One of the topics about which I will teach here is family planning. Before coming to site, I was concerned about the topic because of how polarizing it is in the US. I worried that there would be as much religious rhetoric against contraception and teaching sexual health in Paraguay as there is in the US. Paraguay is a Catholic country and I wondered if some of the same denial of basic health realities was present here as in the US. It is not.
Family planning and sexual health in Paraguay is not a subject cramped by religion. It is awkward and hard to talk about, just like in the US, but not because of religious beliefs. I find it awkward because of the power relationships between men and women here. And, well, because it’s just a hard subject to discuss eloquently.
In Paraguay, birth control pills and condom are free and offered at every public health clinic in the country. To get birth control pills a woman simply needs to go to the health clinic, request them, and present her ID. Sexual education is taught in many schools.
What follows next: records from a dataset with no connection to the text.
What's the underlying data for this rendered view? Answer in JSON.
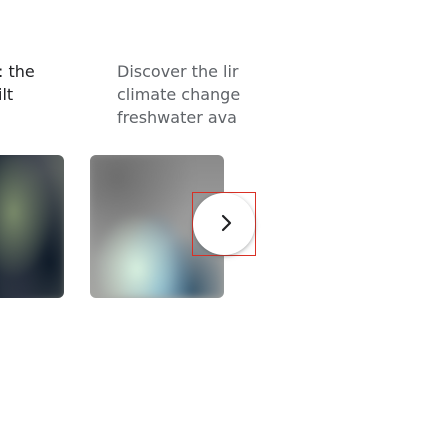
{
  "left_text": {
    "lines": [
      ": the",
      "ilt"
    ]
  },
  "right_text": {
    "lines": [
      "Discover the lir",
      "climate change",
      "freshwater ava"
    ]
  },
  "carousel": {
    "next_icon": "chevron-right-icon"
  },
  "colors": {
    "text_primary": "#202124",
    "text_secondary": "#5f6368",
    "focus_outline": "#d93025"
  }
}
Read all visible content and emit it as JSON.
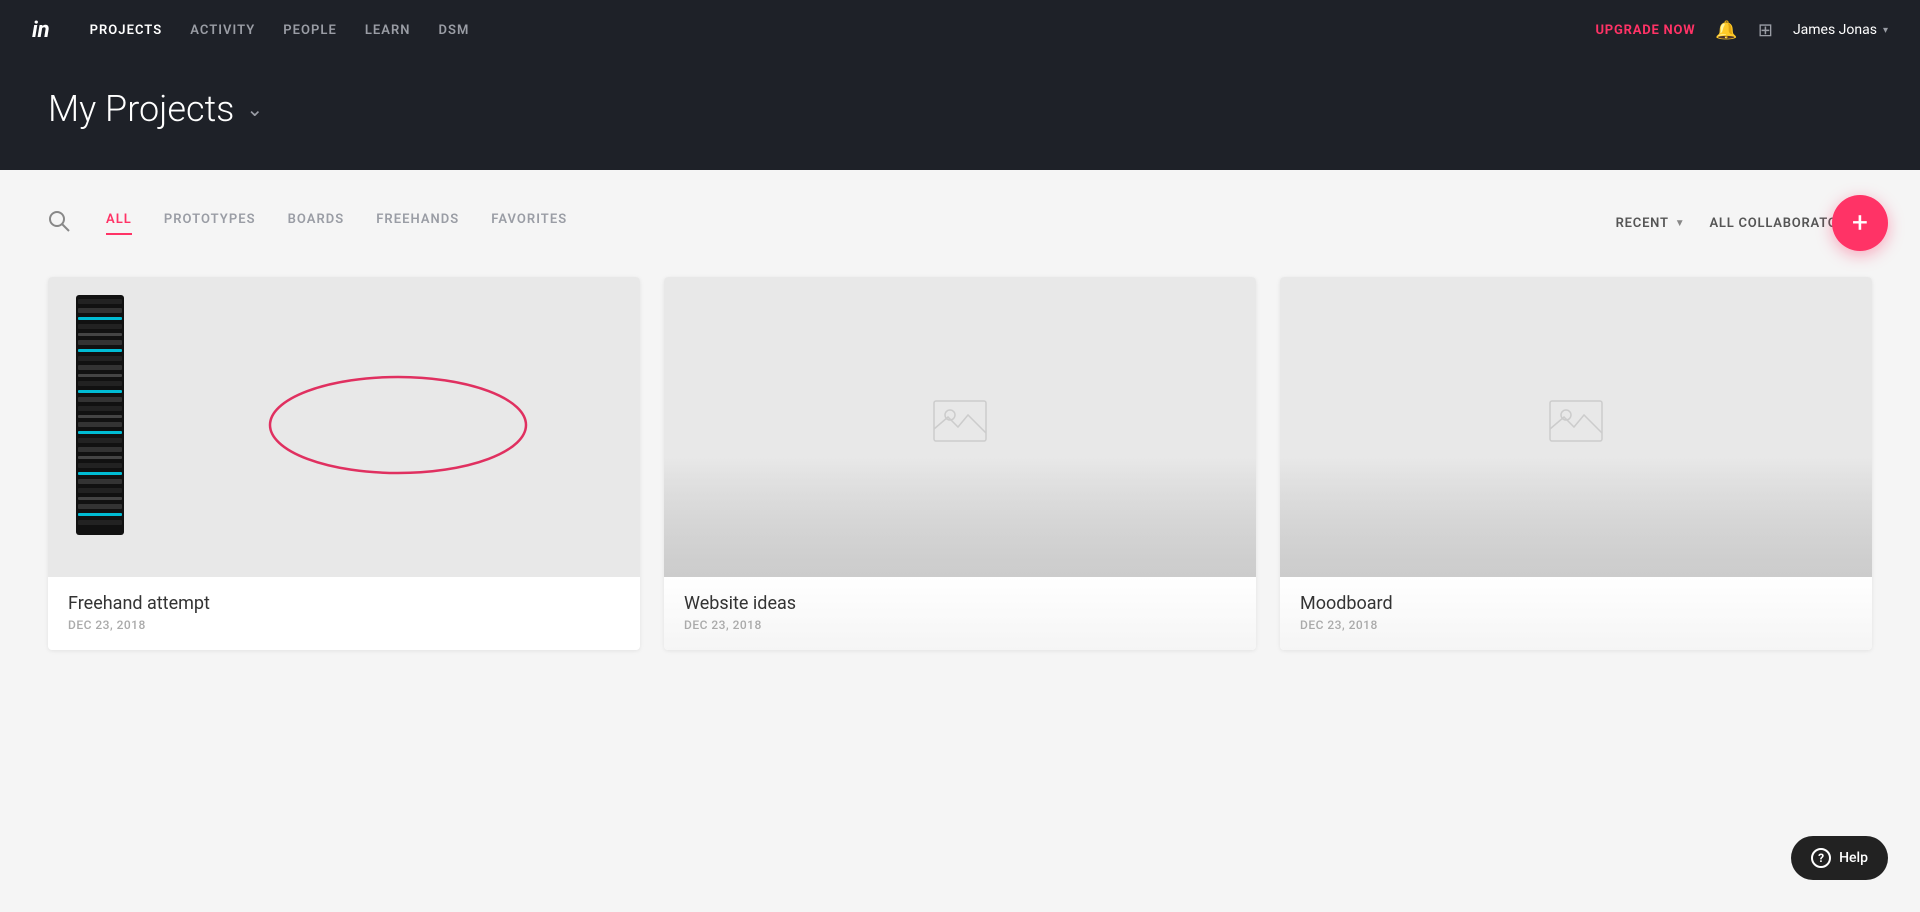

I like to think Paraguay is transitioning to a family model that allows women to have the number of children they want when it makes sense for them. Paraguay isn’t there yet, but it’s on its way.
One thing I find particularly interesting about the relative ease of discussing family planning in Paraguay is that abortion is illegal. Period. Having one national set of laws in Paraguay that governs actions related to family planning makes it easier than in the US to know what can be said and can’t be said when teaching.